“There is nothing either good or bad, but thinking makes it so.”
– William Shakespeare
What do you think of the painting above? Is it a masterpiece? Garbage? Exciting or boring? The painting above is simply a painting, but the ways that you describe the painting are unique to you and your values, previous life experiences, and even your mood in this moment.
When it comes to the human experience, none of us seem to think alike. You like vanilla ice cream, your spouse likes chocolate. You loved that movie, but your co-worker hated it. You think your kid would look great in a specific outfit, while your kid says he wouldn’t be caught dead in it! How can two people experience the same thing, yet come away with completely different impressions and feelings? Interestingly, this finding is not limited to ice cream, movies, or clothing, but extends to literally every interaction we have with the world around us. Revisiting Shakespeare’s quote, most things are not “good or bad,” but it is our unique personal experience that often dictates what we think is good bad, right, and wrong.
Understanding cognitive psychology
Cognitive psychology is the scientific study of how humans attend, perceive, and interpret the world, leading to the actions that flow from those thoughts and impressions. From a clinical psychology perspective, focus is directed toward understanding how one views the world around him- or herself, and how those unique personal experiences impact thinking, and consequently, overall health and wellness. Borrowing from the Shakespeare, we see that most experiences and things in our world aren’t universally agreed to be “good or bad,” but that those evaluations are unique to each one of us. For example, the loss of a manager at work might scare one employee into thinking about the prospect of a new boss, while another employee might become excited by the same news as she applies to fill the now vacant position. Same news, two different perceptions.

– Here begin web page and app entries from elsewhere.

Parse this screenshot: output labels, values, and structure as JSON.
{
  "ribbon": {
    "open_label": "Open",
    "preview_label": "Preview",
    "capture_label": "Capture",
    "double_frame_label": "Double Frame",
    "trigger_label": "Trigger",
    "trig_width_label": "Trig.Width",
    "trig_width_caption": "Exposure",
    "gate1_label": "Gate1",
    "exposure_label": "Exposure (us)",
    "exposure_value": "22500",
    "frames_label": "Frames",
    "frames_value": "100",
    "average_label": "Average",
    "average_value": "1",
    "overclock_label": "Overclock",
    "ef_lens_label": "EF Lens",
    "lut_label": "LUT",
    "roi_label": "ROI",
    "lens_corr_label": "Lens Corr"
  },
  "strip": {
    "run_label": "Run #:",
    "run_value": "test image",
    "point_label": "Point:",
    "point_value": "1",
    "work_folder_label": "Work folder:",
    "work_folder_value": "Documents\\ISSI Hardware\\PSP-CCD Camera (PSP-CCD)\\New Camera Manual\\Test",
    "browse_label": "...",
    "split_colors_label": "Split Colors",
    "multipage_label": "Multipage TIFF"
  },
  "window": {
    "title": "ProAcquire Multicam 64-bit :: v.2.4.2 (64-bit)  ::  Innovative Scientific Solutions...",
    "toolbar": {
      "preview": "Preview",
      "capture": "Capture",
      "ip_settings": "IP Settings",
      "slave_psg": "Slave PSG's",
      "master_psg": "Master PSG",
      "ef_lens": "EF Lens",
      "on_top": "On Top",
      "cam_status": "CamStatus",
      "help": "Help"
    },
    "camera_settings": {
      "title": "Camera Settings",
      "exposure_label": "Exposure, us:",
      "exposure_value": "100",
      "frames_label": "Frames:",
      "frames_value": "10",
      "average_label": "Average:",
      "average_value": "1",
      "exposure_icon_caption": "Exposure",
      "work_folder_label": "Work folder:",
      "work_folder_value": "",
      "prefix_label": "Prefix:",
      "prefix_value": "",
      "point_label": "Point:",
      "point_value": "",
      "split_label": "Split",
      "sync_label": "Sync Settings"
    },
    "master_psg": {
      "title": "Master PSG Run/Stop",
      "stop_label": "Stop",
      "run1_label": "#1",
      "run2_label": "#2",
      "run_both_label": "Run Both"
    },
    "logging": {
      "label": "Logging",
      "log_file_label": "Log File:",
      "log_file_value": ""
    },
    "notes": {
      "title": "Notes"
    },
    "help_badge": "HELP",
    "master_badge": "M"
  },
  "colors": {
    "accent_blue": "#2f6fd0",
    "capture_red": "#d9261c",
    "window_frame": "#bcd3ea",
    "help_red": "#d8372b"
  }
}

When we understand and accept that people “see” the world differently, it then allows us to try and understand things through their world view, or for us to help others see a new angle that we are experiencing with the same object or situation. Interestingly, we can change our perceptions — and we often do — when we experience consequences that dictate a change in our thinking. For example, you might think you hate seafood, only to change your mind after enjoying a seafood dinner at the new restaurant in town. Similarly, you might be skeptical of electric lawn mowers until you try one, or excited about bitcoin until you lose money and subsequently change your thinking. Again, what is good, what is bad?
When we direct this conversation toward overcoming life problems, each one of us has the opportunity to frame our future problem-solving actions as overcoming a challenging situation, or we can succumb to the perception of a threat and quickly give up. Yes, how we cognitively frame situations has everything to do with focus, motivation, and resiliency — factors that directly impact our chances for future success.
We often assume that most people think like us, but the reality is that we all have our unique interaction with the world around us and that opinions vary widely and often. One man’s garbage is another man’s treasure is another way of examining Shakespeare’s “nothing is good or bad” quote, as what one person finds of value might be completely worthless to you. Use the ability to think independent of others to help “see” things around you in ways that allow you to stay positive, optimistic, and excited to use your best efforts to overcome any challenges and hurdles you might face.